-------- Material shown
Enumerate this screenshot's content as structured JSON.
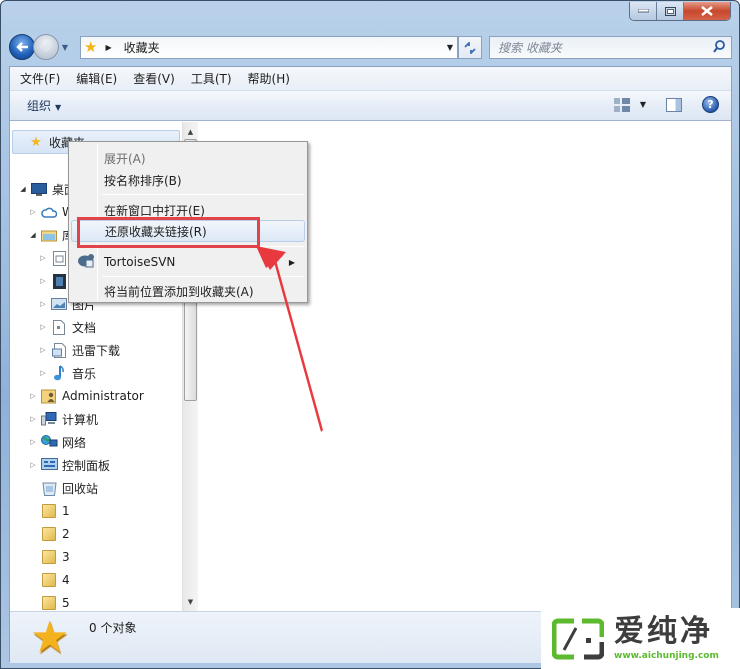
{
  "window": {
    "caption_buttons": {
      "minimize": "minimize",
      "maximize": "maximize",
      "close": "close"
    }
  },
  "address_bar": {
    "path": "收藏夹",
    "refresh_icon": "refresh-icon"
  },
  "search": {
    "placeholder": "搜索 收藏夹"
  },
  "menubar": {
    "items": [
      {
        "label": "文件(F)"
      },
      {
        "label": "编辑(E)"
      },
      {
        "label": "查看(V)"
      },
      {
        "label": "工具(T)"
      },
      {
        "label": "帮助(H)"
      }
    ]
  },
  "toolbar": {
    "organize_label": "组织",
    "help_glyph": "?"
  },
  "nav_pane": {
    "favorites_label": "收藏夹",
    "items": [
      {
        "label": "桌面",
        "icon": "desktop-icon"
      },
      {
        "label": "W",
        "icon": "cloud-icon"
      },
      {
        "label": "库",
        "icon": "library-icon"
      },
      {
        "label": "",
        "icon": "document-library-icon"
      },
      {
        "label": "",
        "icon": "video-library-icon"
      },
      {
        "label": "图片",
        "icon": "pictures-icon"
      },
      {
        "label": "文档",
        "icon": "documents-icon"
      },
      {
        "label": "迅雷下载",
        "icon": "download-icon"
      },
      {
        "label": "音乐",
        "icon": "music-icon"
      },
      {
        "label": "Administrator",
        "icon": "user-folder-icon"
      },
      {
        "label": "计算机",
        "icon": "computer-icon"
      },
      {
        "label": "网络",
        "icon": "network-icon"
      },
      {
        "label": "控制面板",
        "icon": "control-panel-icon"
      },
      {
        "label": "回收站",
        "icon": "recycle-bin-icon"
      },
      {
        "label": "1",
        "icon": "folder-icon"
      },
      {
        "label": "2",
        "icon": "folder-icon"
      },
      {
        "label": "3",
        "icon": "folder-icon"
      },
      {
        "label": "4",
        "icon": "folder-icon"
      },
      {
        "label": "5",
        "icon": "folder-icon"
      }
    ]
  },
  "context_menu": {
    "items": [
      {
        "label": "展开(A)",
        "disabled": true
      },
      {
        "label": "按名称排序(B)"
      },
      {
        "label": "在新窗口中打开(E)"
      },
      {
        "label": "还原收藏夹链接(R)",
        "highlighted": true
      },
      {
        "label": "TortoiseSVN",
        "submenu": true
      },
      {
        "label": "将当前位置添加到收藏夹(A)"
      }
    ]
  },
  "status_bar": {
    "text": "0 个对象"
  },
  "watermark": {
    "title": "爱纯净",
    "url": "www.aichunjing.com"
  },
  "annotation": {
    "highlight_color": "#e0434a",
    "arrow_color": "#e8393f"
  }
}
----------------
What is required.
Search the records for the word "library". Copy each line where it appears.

Solution.
        "icon": "library-icon"
        "icon": "document-library-icon"
        "icon": "video-library-icon"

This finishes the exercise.